 We had a travel book, probably Frommer's, so we could be somewhat loose in our plans.  At the beginning (when we were still on the ferry) we met up with a med student from Sweden and a girl from Montreal.  We talked, as travelers do, in whatever language we could communicate in. 'Where are you going?'  We think we are going to Tikal; let's see where our trip takes us. They joined us and so did a British couple who had been listening to us on the ferry.  We started down the coast, and by the time we got to Belize, we had a guy from Chicago, a guy from Boston, a guy from Wales and another Canadian gentleman.  When each person joined our 'group', he or she asked about our travels, asked where we were headed, and decided to be flexible in order to travel with our group.  In my experience, travelers are usually interesting people. We made our plans on the spot, within the limits of where we were; we were on the east coast of Mexico and we wanted to go to Tikal and Guatemala City, so we had some choices.  We all got along and did what we needed to do to communicate and enjoy our trip.  Each person was interesting and we learned about each other's culture. At that point, even Boston seemed like another culture, and 'Garlic' was from Chicago, itself foreign to me. Not one person had to be the controller of the trip.  We had to be flexible in order to even reach the next point in our travels.  We used mostly busses, but we also flew in a small plane and took a long train ride to Mexico City.  Climbing the pyramids of Tikal and walking through the jungle was one of the most beautiful things I've ever done. The sound of Howler and Spider monkeys was deafening when we were at the top of the pyramids. We even had a Guatemalan take us to a tree where a Howler was right above us in a tree; it was incredible!  We stayed a few nights at the park, but we were told by a German traveller not to go to Guatemala City (it was not safe for Americans), and that we should leave Guatemala immediately.  That is when you learn who you are travelling with.  We took a boat up a river to leave the country the back way, and had to stay overnight on a small island with no hotel.  A Guatemalan brother and sister caught us an animal for dinner,  cooked it on the fire, then let us stay in some palapas they had, for that night.  We were so deep in the heart of the jungle, that when I looked down, the ground was a half inch thick with moving bugs. But one of our group had a guitar, and he played and we sang to get our minds off of it. The natives, a young brother and sister, were two of the kindest people we met on out trip. We were able to communicate with them in our limited Spanish, and they did whatever they could to help us. The next day we were pulled over off the river once, but we made it out safely!  We made it as a group that negotiated our way out of a country that was not at peace right then.

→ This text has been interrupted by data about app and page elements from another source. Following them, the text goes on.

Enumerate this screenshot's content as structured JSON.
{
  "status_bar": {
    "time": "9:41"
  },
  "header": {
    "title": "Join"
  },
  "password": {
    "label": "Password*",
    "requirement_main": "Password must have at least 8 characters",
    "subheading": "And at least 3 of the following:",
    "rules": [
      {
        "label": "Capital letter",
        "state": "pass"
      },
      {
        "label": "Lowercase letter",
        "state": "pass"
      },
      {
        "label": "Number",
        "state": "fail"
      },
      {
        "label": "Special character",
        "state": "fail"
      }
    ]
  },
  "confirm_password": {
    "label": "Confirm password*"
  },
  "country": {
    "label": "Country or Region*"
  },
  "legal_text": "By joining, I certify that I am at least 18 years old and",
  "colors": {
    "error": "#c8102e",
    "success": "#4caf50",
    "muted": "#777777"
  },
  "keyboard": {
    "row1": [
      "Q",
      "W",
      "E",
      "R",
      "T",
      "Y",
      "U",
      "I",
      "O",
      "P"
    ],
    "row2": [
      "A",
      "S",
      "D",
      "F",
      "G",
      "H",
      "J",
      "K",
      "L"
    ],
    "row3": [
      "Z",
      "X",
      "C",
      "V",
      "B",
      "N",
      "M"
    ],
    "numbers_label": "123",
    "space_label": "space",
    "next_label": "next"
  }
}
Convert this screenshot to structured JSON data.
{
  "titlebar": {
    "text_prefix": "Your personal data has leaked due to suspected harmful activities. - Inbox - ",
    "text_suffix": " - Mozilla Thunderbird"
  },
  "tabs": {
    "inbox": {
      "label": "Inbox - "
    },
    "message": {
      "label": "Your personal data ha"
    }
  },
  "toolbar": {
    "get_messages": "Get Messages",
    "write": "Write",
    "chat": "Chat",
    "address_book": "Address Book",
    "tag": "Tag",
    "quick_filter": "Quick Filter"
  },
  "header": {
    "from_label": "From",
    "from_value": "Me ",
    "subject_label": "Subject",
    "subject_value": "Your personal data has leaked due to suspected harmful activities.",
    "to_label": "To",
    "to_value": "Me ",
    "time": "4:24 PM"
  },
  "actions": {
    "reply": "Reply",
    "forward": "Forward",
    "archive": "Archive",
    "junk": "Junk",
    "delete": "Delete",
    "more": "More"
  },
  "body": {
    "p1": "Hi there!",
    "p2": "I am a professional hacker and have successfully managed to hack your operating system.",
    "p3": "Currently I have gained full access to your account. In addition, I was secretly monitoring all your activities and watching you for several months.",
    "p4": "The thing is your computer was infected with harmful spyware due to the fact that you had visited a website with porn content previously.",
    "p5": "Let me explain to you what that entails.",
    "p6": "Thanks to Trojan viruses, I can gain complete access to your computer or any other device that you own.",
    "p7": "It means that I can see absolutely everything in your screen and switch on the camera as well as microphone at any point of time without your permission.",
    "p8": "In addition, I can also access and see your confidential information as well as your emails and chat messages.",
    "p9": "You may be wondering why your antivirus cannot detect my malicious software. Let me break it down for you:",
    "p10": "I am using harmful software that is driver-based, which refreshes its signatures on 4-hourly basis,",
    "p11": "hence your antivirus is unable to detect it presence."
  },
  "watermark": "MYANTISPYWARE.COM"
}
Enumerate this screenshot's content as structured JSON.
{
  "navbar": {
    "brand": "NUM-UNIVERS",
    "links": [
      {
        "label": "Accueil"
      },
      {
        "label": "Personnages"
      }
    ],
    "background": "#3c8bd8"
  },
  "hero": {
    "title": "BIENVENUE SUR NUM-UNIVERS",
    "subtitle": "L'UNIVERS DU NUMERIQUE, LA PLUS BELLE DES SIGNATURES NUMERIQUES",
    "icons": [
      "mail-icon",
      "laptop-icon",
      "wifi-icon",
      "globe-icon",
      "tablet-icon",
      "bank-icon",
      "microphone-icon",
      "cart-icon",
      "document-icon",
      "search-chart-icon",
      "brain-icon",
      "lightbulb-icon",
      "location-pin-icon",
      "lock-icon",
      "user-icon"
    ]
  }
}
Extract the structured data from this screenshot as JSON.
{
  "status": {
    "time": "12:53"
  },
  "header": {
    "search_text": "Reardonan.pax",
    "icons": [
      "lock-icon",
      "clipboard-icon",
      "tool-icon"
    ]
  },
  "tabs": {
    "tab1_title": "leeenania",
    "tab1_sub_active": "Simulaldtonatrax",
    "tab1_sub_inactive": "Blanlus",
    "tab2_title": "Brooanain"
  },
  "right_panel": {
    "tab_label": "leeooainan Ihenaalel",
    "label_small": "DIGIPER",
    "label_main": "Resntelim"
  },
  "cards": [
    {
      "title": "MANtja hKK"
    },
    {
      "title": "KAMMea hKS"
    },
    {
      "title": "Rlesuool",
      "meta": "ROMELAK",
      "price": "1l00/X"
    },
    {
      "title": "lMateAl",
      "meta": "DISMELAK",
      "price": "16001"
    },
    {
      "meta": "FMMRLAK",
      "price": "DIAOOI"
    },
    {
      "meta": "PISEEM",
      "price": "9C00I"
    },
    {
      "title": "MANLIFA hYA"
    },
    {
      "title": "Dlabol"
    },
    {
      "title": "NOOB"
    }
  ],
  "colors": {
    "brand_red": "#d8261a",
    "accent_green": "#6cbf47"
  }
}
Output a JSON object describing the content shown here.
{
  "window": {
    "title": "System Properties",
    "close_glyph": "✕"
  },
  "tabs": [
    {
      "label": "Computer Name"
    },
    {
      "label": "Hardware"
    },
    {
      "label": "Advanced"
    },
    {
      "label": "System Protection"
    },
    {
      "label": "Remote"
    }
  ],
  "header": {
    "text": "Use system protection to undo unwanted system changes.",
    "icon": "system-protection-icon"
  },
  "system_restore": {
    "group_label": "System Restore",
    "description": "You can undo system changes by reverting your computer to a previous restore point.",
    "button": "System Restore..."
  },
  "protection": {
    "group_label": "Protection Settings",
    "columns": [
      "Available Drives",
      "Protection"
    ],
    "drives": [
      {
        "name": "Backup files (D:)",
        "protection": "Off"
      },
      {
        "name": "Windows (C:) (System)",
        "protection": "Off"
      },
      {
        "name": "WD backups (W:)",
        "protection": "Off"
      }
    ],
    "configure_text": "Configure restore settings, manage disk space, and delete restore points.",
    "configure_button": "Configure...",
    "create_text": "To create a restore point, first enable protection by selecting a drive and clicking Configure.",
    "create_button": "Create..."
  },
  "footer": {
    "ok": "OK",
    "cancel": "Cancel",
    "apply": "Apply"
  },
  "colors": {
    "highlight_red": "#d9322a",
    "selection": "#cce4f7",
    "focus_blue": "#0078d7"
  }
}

 We travelled together to some of the states within Mexico, hiked Palenque and Montealban.  As we went, of course some of the members dropped off along the way. We wished each other well, and talked about how much fun it was.  We exchanged addresses with every one of them.  My mom, sister and I ended up taking a 36 hour train ride to Mexico City, on which I had a swollen tooth and gum that was so painful I could barely talk. But we met people on the train and talked, sang and danced with them the whole way. I will never forget this one woman who had everyone clapping their hands and singing as a group.  It was fun, and once again we communicated in whatever way we could, negotiating our way to make the most of the train ride.

 The whole trip was so fun and adventurous, I have never again had one like it.  We met interesting people from all over the world and travelled together, not having a pre-set plan in mind, i.e. where should we go tomorrow, where should we stay, where should we eat, etc.  We negotiated our way through three countries, some of it scary, and made it out without any fights, arguments, disagreements, etc. Think about how flexible we all had to be to make it happen and make it fun!   I listen to the news now because I like to be informed, but every time I do I think, "Will men ever learn to negotiate?"  I have lived it and negotiation works.